▶ [SUPPLIED MATERIAL]
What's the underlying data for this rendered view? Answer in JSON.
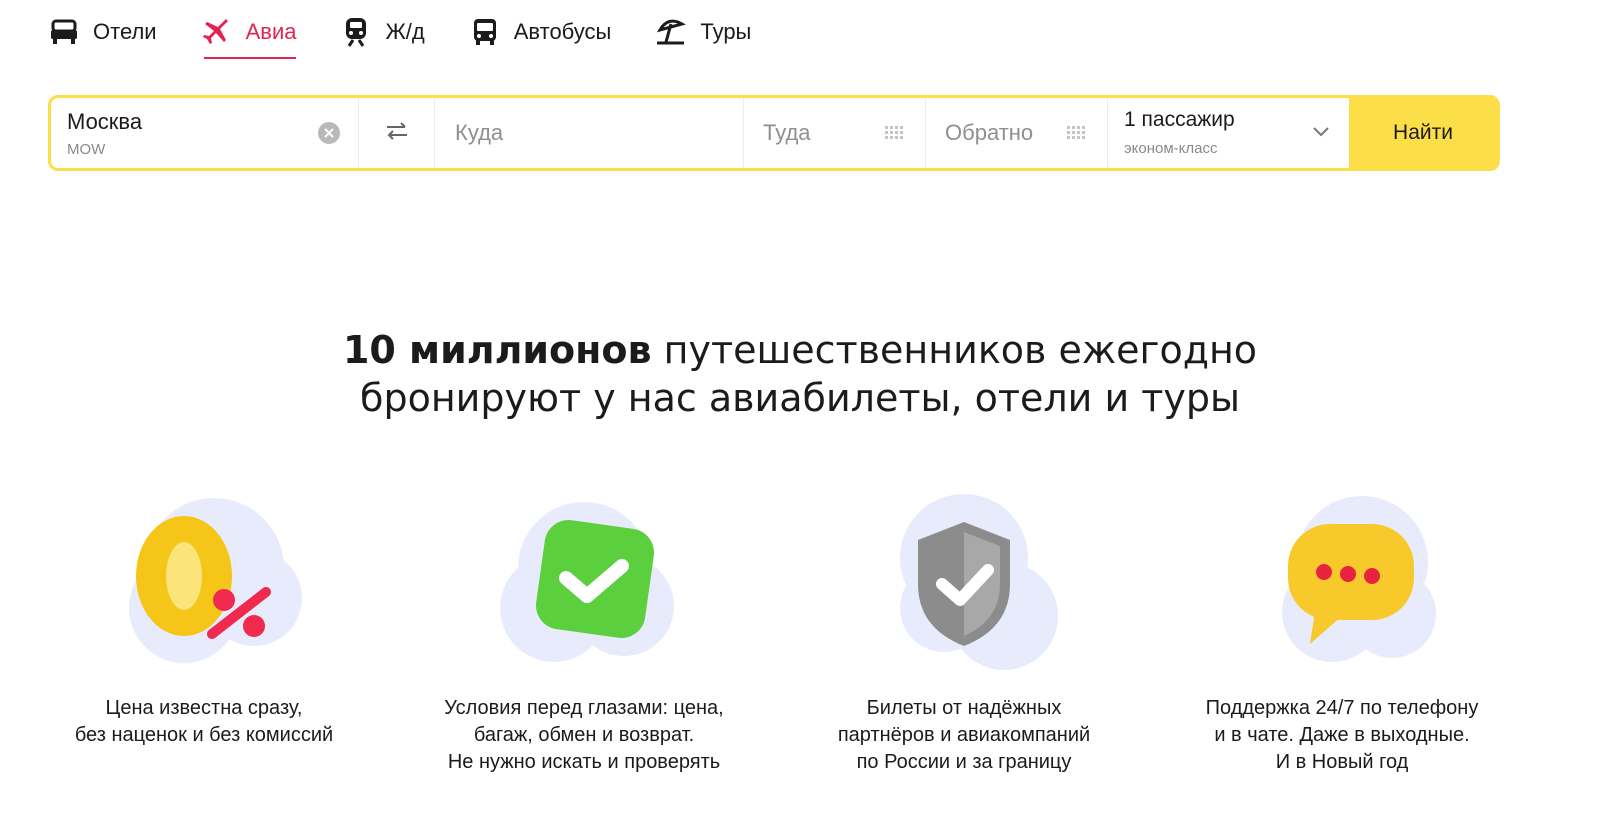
{
  "nav": {
    "items": [
      {
        "label": "Отели",
        "icon": "bed-icon"
      },
      {
        "label": "Авиа",
        "icon": "plane-icon",
        "active": true
      },
      {
        "label": "Ж/д",
        "icon": "train-icon"
      },
      {
        "label": "Автобусы",
        "icon": "bus-icon"
      },
      {
        "label": "Туры",
        "icon": "beach-umbrella-icon"
      }
    ],
    "active_color": "#e32450"
  },
  "search": {
    "from_value": "Москва",
    "from_code": "MOW",
    "to_placeholder": "Куда",
    "depart_placeholder": "Туда",
    "return_placeholder": "Обратно",
    "passengers": "1 пассажир",
    "cabin_class": "эконом-класс",
    "find_label": "Найти",
    "accent_color": "#fcdf48"
  },
  "headline": {
    "bold": "10 миллионов",
    "line1_rest": " путешественников ежегодно",
    "line2": "бронируют у нас авиабилеты, отели и туры"
  },
  "features": [
    {
      "icon": "zero-percent-icon",
      "lines": [
        "Цена известна сразу,",
        "без наценок и без комиссий"
      ]
    },
    {
      "icon": "green-check-icon",
      "lines": [
        "Условия перед глазами: цена,",
        "багаж, обмен и возврат.",
        "Не нужно искать и проверять"
      ]
    },
    {
      "icon": "shield-check-icon",
      "lines": [
        "Билеты от надёжных",
        "партнёров и авиакомпаний",
        "по России и за границу"
      ]
    },
    {
      "icon": "chat-bubble-icon",
      "lines": [
        "Поддержка 24/7 по телефону",
        "и в чате. Даже в выходные.",
        "И в Новый год"
      ]
    }
  ]
}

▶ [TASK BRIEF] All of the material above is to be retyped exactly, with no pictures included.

▶ [RESPONSE FOR THIS EXERCISE]
What's the underlying data for this rendered view? Answer in JSON.
{
  "nav": {
    "items": [
      {
        "label": "Отели",
        "icon": "bed-icon"
      },
      {
        "label": "Авиа",
        "icon": "plane-icon",
        "active": true
      },
      {
        "label": "Ж/д",
        "icon": "train-icon"
      },
      {
        "label": "Автобусы",
        "icon": "bus-icon"
      },
      {
        "label": "Туры",
        "icon": "beach-umbrella-icon"
      }
    ],
    "active_color": "#e32450"
  },
  "search": {
    "from_value": "Москва",
    "from_code": "MOW",
    "to_placeholder": "Куда",
    "depart_placeholder": "Туда",
    "return_placeholder": "Обратно",
    "passengers": "1 пассажир",
    "cabin_class": "эконом-класс",
    "find_label": "Найти",
    "accent_color": "#fcdf48"
  },
  "headline": {
    "bold": "10 миллионов",
    "line1_rest": " путешественников ежегодно",
    "line2": "бронируют у нас авиабилеты, отели и туры"
  },
  "features": [
    {
      "icon": "zero-percent-icon",
      "lines": [
        "Цена известна сразу,",
        "без наценок и без комиссий"
      ]
    },
    {
      "icon": "green-check-icon",
      "lines": [
        "Условия перед глазами: цена,",
        "багаж, обмен и возврат.",
        "Не нужно искать и проверять"
      ]
    },
    {
      "icon": "shield-check-icon",
      "lines": [
        "Билеты от надёжных",
        "партнёров и авиакомпаний",
        "по России и за границу"
      ]
    },
    {
      "icon": "chat-bubble-icon",
      "lines": [
        "Поддержка 24/7 по телефону",
        "и в чате. Даже в выходные.",
        "И в Новый год"
      ]
    }
  ]
}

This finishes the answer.